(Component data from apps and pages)
%%

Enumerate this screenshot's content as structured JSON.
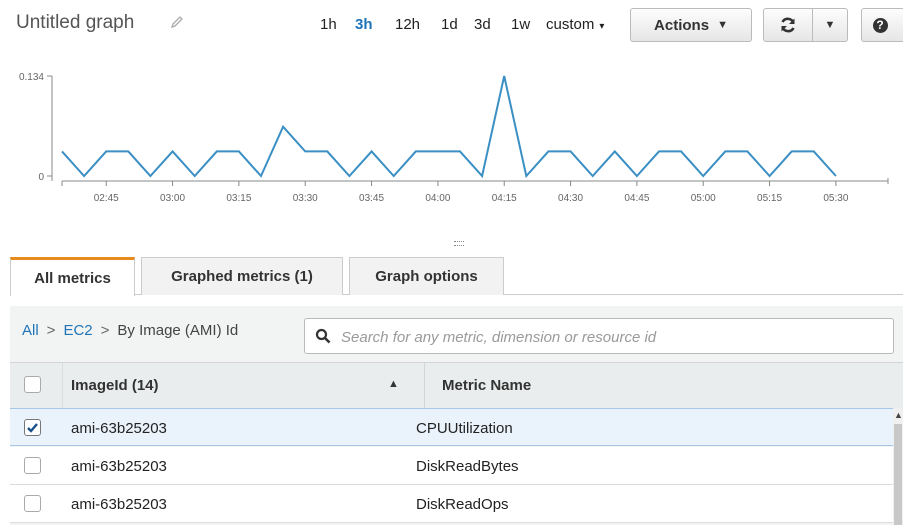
{
  "header": {
    "title": "Untitled graph",
    "ranges": [
      {
        "label": "1h",
        "active": false
      },
      {
        "label": "3h",
        "active": true
      },
      {
        "label": "12h",
        "active": false
      },
      {
        "label": "1d",
        "active": false
      },
      {
        "label": "3d",
        "active": false
      },
      {
        "label": "1w",
        "active": false
      },
      {
        "label": "custom",
        "active": false
      }
    ],
    "actions_label": "Actions"
  },
  "chart_data": {
    "type": "line",
    "x": [
      "02:35",
      "02:40",
      "02:45",
      "02:50",
      "02:55",
      "03:00",
      "03:05",
      "03:10",
      "03:15",
      "03:20",
      "03:25",
      "03:30",
      "03:35",
      "03:40",
      "03:45",
      "03:50",
      "03:55",
      "04:00",
      "04:05",
      "04:10",
      "04:15",
      "04:20",
      "04:25",
      "04:30",
      "04:35",
      "04:40",
      "04:45",
      "04:50",
      "04:55",
      "05:00",
      "05:05",
      "05:10",
      "05:15",
      "05:20",
      "05:25",
      "05:30",
      "05:35"
    ],
    "series": [
      {
        "values": [
          0.033,
          0,
          0.033,
          0.033,
          0,
          0.033,
          0,
          0.033,
          0.033,
          0,
          0.066,
          0.033,
          0.033,
          0,
          0.033,
          0,
          0.033,
          0.033,
          0.033,
          0,
          0.134,
          0,
          0.033,
          0.033,
          0,
          0.033,
          0,
          0.033,
          0.033,
          0,
          0.033,
          0.033,
          0,
          0.033,
          0.033,
          0
        ],
        "color": "#3a8fc4"
      }
    ],
    "xticks": [
      "02:45",
      "03:00",
      "03:15",
      "03:30",
      "03:45",
      "04:00",
      "04:15",
      "04:30",
      "04:45",
      "05:00",
      "05:15",
      "05:30"
    ],
    "yticks": [
      "0.134",
      "0"
    ],
    "ylim": [
      0,
      0.134
    ],
    "grid": false
  },
  "tabs": [
    {
      "label": "All metrics",
      "active": true
    },
    {
      "label": "Graphed metrics (1)",
      "active": false
    },
    {
      "label": "Graph options",
      "active": false
    }
  ],
  "breadcrumb": {
    "all": "All",
    "ec2": "EC2",
    "current": "By Image (AMI) Id",
    "sep": ">"
  },
  "search": {
    "placeholder": "Search for any metric, dimension or resource id"
  },
  "table": {
    "columns": [
      "ImageId (14)",
      "Metric Name"
    ],
    "rows": [
      {
        "image_id": "ami-63b25203",
        "metric": "CPUUtilization",
        "checked": true
      },
      {
        "image_id": "ami-63b25203",
        "metric": "DiskReadBytes",
        "checked": false
      },
      {
        "image_id": "ami-63b25203",
        "metric": "DiskReadOps",
        "checked": false
      }
    ]
  },
  "colors": {
    "accent": "#1f74b8",
    "tab_highlight": "#e88b1f",
    "line": "#3a8fc4"
  }
}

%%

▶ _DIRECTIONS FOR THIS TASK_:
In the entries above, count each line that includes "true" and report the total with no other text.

▶ _WRITTEN ANSWER_:
3